Task prompt.
Only the images are to be dropped; the records themselves must be repeated exactly.

Start of Data excerpts

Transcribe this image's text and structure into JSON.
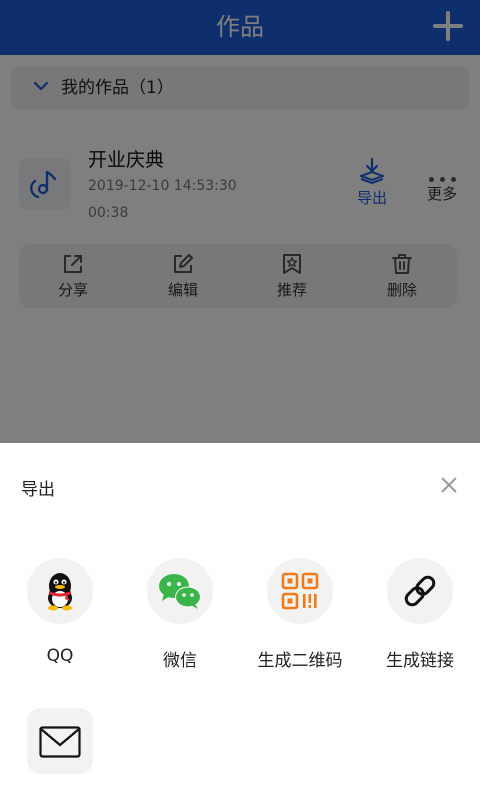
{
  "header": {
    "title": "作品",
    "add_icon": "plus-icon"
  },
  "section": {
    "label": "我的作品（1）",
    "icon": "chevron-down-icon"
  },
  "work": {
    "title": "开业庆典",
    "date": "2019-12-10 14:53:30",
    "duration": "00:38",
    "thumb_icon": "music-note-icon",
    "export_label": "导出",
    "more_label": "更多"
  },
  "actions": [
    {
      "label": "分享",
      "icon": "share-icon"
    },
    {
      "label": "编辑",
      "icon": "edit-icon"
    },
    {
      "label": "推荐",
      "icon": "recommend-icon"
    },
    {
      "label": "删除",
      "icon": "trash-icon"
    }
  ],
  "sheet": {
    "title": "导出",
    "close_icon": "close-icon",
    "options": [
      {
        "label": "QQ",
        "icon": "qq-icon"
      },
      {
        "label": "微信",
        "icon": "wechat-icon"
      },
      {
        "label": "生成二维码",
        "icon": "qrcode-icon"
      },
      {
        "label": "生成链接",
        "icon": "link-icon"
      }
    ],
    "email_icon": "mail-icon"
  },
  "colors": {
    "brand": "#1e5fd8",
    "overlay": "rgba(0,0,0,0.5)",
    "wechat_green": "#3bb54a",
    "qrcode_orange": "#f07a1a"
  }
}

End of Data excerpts

Written solution.
Transcribe this image's text and structure into JSON.
{
  "header": {
    "title": "作品",
    "add_icon": "plus-icon"
  },
  "section": {
    "label": "我的作品（1）",
    "icon": "chevron-down-icon"
  },
  "work": {
    "title": "开业庆典",
    "date": "2019-12-10 14:53:30",
    "duration": "00:38",
    "thumb_icon": "music-note-icon",
    "export_label": "导出",
    "more_label": "更多"
  },
  "actions": [
    {
      "label": "分享",
      "icon": "share-icon"
    },
    {
      "label": "编辑",
      "icon": "edit-icon"
    },
    {
      "label": "推荐",
      "icon": "recommend-icon"
    },
    {
      "label": "删除",
      "icon": "trash-icon"
    }
  ],
  "sheet": {
    "title": "导出",
    "close_icon": "close-icon",
    "options": [
      {
        "label": "QQ",
        "icon": "qq-icon"
      },
      {
        "label": "微信",
        "icon": "wechat-icon"
      },
      {
        "label": "生成二维码",
        "icon": "qrcode-icon"
      },
      {
        "label": "生成链接",
        "icon": "link-icon"
      }
    ],
    "email_icon": "mail-icon"
  },
  "colors": {
    "brand": "#1e5fd8",
    "overlay": "rgba(0,0,0,0.5)",
    "wechat_green": "#3bb54a",
    "qrcode_orange": "#f07a1a"
  }
}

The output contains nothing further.